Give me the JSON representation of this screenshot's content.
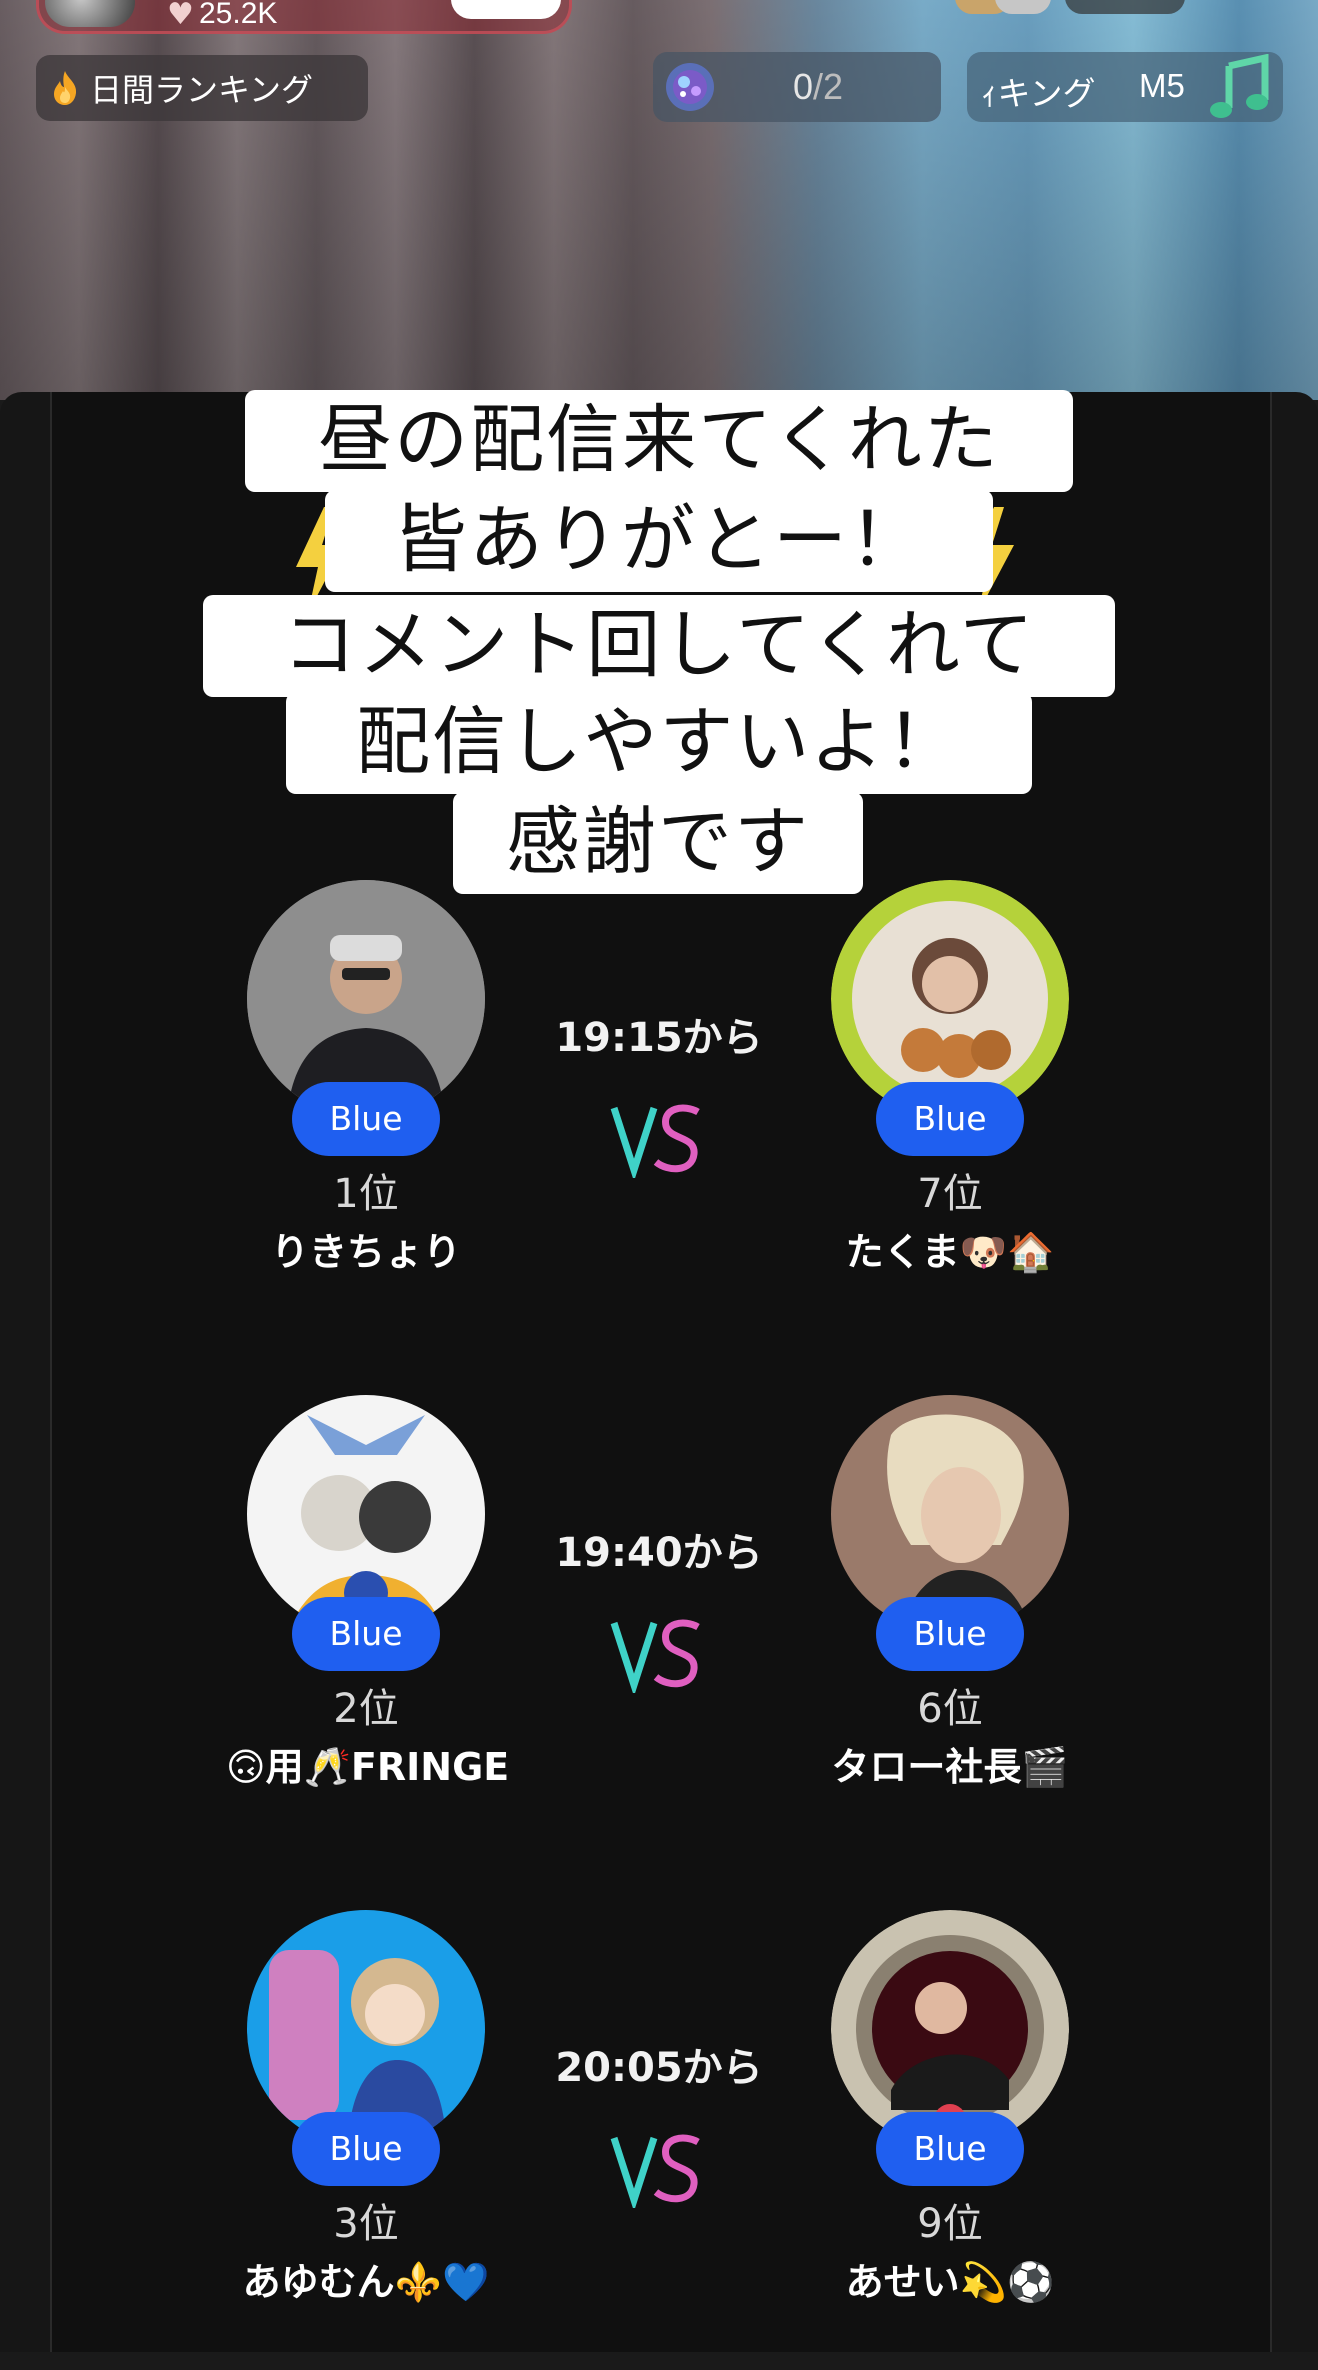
{
  "stream": {
    "likes": "25.2K",
    "daily_ranking_label": "日間ランキング",
    "progress_current": "0",
    "progress_total": "/2",
    "ranking_partial": "ｨキング",
    "ranking_level": "M5"
  },
  "caption": {
    "lines": [
      "昼の配信来てくれた",
      "皆ありがとー！",
      "コメント回してくれて",
      "配信しやすいよ！",
      "感謝です"
    ]
  },
  "matches": [
    {
      "time": "19:15から",
      "left": {
        "badge": "Blue",
        "rank": "1位",
        "name": "りきちょり"
      },
      "right": {
        "badge": "Blue",
        "rank": "7位",
        "name": "たくま🐶🏠"
      }
    },
    {
      "time": "19:40から",
      "left": {
        "badge": "Blue",
        "rank": "2位",
        "name": "🙃用🥂FRINGE"
      },
      "right": {
        "badge": "Blue",
        "rank": "6位",
        "name": "タロー社長🎬"
      }
    },
    {
      "time": "20:05から",
      "left": {
        "badge": "Blue",
        "rank": "3位",
        "name": "あゆむん⚜️💙"
      },
      "right": {
        "badge": "Blue",
        "rank": "9位",
        "name": "あせい💫⚽"
      }
    }
  ],
  "colors": {
    "badge_blue": "#1f5ff0",
    "panel_bg": "#101010",
    "caption_bg": "#ffffff"
  },
  "icons": [
    "flame-icon",
    "gem-icon",
    "music-note-icon",
    "vs-icon",
    "lightning-icon",
    "heart-icon"
  ]
}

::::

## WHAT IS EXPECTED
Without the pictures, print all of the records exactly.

## REPLY TO THE EXERCISE
Give me the JSON representation of this screenshot's content.
{
  "stream": {
    "likes": "25.2K",
    "daily_ranking_label": "日間ランキング",
    "progress_current": "0",
    "progress_total": "/2",
    "ranking_partial": "ｨキング",
    "ranking_level": "M5"
  },
  "caption": {
    "lines": [
      "昼の配信来てくれた",
      "皆ありがとー！",
      "コメント回してくれて",
      "配信しやすいよ！",
      "感謝です"
    ]
  },
  "matches": [
    {
      "time": "19:15から",
      "left": {
        "badge": "Blue",
        "rank": "1位",
        "name": "りきちょり"
      },
      "right": {
        "badge": "Blue",
        "rank": "7位",
        "name": "たくま🐶🏠"
      }
    },
    {
      "time": "19:40から",
      "left": {
        "badge": "Blue",
        "rank": "2位",
        "name": "🙃用🥂FRINGE"
      },
      "right": {
        "badge": "Blue",
        "rank": "6位",
        "name": "タロー社長🎬"
      }
    },
    {
      "time": "20:05から",
      "left": {
        "badge": "Blue",
        "rank": "3位",
        "name": "あゆむん⚜️💙"
      },
      "right": {
        "badge": "Blue",
        "rank": "9位",
        "name": "あせい💫⚽"
      }
    }
  ],
  "colors": {
    "badge_blue": "#1f5ff0",
    "panel_bg": "#101010",
    "caption_bg": "#ffffff"
  },
  "icons": [
    "flame-icon",
    "gem-icon",
    "music-note-icon",
    "vs-icon",
    "lightning-icon",
    "heart-icon"
  ]
}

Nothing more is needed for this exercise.